*INPUT FOR THIS TASK*:
- Opening Delimiter -

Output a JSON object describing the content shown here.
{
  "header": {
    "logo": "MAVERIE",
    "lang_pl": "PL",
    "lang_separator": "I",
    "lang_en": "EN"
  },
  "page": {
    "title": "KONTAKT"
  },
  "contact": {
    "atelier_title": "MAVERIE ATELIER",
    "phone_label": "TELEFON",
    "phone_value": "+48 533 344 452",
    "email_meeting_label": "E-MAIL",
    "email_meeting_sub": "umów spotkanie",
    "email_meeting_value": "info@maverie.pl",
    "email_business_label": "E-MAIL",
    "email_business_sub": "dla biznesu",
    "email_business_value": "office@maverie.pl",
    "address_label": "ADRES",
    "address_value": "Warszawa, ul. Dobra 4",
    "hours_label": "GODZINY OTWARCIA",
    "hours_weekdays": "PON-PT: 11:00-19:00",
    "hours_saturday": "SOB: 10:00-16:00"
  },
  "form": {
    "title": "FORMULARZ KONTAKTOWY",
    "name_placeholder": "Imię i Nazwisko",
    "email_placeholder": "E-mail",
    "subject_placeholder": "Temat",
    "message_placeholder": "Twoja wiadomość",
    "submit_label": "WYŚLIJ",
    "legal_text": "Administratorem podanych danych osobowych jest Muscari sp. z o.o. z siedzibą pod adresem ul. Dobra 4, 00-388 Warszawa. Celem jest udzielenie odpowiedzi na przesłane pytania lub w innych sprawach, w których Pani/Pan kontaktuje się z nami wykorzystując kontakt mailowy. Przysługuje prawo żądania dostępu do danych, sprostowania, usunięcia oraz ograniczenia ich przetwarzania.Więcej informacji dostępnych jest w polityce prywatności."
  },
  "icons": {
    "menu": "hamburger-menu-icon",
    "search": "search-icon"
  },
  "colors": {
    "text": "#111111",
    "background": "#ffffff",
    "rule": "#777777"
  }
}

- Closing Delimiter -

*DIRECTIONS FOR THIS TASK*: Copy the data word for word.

*FINISHED EXERCISE*:
Output a JSON object describing the content shown here.
{
  "header": {
    "logo": "MAVERIE",
    "lang_pl": "PL",
    "lang_separator": "I",
    "lang_en": "EN"
  },
  "page": {
    "title": "KONTAKT"
  },
  "contact": {
    "atelier_title": "MAVERIE ATELIER",
    "phone_label": "TELEFON",
    "phone_value": "+48 533 344 452",
    "email_meeting_label": "E-MAIL",
    "email_meeting_sub": "umów spotkanie",
    "email_meeting_value": "info@maverie.pl",
    "email_business_label": "E-MAIL",
    "email_business_sub": "dla biznesu",
    "email_business_value": "office@maverie.pl",
    "address_label": "ADRES",
    "address_value": "Warszawa, ul. Dobra 4",
    "hours_label": "GODZINY OTWARCIA",
    "hours_weekdays": "PON-PT: 11:00-19:00",
    "hours_saturday": "SOB: 10:00-16:00"
  },
  "form": {
    "title": "FORMULARZ KONTAKTOWY",
    "name_placeholder": "Imię i Nazwisko",
    "email_placeholder": "E-mail",
    "subject_placeholder": "Temat",
    "message_placeholder": "Twoja wiadomość",
    "submit_label": "WYŚLIJ",
    "legal_text": "Administratorem podanych danych osobowych jest Muscari sp. z o.o. z siedzibą pod adresem ul. Dobra 4, 00-388 Warszawa. Celem jest udzielenie odpowiedzi na przesłane pytania lub w innych sprawach, w których Pani/Pan kontaktuje się z nami wykorzystując kontakt mailowy. Przysługuje prawo żądania dostępu do danych, sprostowania, usunięcia oraz ograniczenia ich przetwarzania.Więcej informacji dostępnych jest w polityce prywatności."
  },
  "icons": {
    "menu": "hamburger-menu-icon",
    "search": "search-icon"
  },
  "colors": {
    "text": "#111111",
    "background": "#ffffff",
    "rule": "#777777"
  }
}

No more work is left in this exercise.